  23. Should the ignition table for EDIS be adjusted when switching from a single inlet to individual inlets? I'm thinking single carbs and throttle bodies versus sidedrafts and ITBs. I am transferring an EDIS system from an M10 that ran with a single 32/36 weber to an M10 with DCOMs. Should any adjustments be made in the MAP/advance table?
  24. Curious as to how other people with the 318 'upside down' manifold are doing their fresh air intakes. I figured out something that works pretty well with off the shelf autozone parts, but I admit it's a little ghetto fabulous. I have the modular Spectra piping with a 90 degree silicone boot, and then I put a wooden block on the end of the air intake with a little hole in it that engages with a bolt that I put through an existing hole through the nose sheet metal to hold it in place and support the weight there at the air cleaner end. Gets plenty of fresh air there but also gets some spill over air from the radiator as my IAT is usually ~15-20 warmer than ambient. So anyway, I feel this is a decent cheap and dirty way to do it, but what other more elegant solutions are out there?
  25. Anyone know a source for a crank pulley already machined to accept a trigger wheel? Ireland Engineering is out of stock of theirs, and Tom at 02Again stopped making the ones he was selling. VAC Motorsports sells one but it is pretty pricy at $250... I have on old two-belt pulley that I press-fit and JB-welded a trigger wheel to, but I was hoping for a lighter weight alternative (and ideally a smaller diameter under-drive pulley). Rob


×
×
  • Create New...

Important Information
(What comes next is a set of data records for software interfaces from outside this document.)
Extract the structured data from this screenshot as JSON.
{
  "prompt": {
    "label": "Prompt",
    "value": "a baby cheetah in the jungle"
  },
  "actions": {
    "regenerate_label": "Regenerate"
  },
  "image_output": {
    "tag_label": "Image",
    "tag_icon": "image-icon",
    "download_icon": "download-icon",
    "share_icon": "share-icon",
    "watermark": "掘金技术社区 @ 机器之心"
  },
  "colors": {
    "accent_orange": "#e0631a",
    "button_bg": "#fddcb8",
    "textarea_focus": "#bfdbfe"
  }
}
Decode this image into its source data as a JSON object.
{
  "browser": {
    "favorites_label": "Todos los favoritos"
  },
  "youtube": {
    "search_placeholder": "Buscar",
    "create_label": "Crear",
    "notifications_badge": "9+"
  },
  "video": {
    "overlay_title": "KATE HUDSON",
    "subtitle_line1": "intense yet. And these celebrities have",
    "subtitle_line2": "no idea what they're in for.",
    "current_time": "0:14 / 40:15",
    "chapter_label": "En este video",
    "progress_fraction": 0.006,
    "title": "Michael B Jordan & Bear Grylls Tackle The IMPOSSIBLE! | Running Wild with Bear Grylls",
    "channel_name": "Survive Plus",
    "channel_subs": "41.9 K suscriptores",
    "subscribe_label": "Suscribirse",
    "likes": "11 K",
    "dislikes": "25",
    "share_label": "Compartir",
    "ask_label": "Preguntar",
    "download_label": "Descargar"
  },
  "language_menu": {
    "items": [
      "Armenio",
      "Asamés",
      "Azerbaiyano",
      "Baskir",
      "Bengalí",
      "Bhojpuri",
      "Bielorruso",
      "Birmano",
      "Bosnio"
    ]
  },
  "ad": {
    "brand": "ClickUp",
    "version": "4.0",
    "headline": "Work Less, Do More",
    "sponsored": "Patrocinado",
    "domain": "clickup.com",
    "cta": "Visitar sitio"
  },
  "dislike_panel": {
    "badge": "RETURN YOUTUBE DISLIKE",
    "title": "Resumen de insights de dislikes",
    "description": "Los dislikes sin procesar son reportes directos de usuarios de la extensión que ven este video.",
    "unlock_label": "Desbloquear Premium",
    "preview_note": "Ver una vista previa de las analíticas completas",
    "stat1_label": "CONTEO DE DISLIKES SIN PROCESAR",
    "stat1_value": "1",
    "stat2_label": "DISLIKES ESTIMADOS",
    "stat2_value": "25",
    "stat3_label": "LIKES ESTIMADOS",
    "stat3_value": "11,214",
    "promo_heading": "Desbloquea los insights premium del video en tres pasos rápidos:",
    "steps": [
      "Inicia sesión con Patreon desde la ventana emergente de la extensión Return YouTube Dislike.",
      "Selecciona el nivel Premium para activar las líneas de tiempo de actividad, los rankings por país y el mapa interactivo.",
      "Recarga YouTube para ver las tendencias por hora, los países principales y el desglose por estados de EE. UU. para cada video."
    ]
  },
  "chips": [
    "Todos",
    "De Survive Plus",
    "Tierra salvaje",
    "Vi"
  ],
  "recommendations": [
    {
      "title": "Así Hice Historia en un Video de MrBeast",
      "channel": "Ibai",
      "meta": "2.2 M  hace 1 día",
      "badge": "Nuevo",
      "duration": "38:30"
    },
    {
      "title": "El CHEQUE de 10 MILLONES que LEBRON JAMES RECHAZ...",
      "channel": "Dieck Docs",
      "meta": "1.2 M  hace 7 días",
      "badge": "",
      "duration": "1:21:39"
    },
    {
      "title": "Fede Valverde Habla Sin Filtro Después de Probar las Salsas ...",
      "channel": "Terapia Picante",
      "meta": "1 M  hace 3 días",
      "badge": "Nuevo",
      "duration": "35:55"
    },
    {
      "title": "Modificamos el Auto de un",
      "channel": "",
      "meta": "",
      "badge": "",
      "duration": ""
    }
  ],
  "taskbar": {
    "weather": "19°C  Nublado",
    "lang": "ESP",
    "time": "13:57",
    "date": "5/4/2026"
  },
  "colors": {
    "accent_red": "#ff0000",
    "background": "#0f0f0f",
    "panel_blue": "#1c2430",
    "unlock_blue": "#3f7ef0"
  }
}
We have placed cookies on your device to help make this website better. You can adjust your cookie settings, otherwise we'll assume you're okay to continue.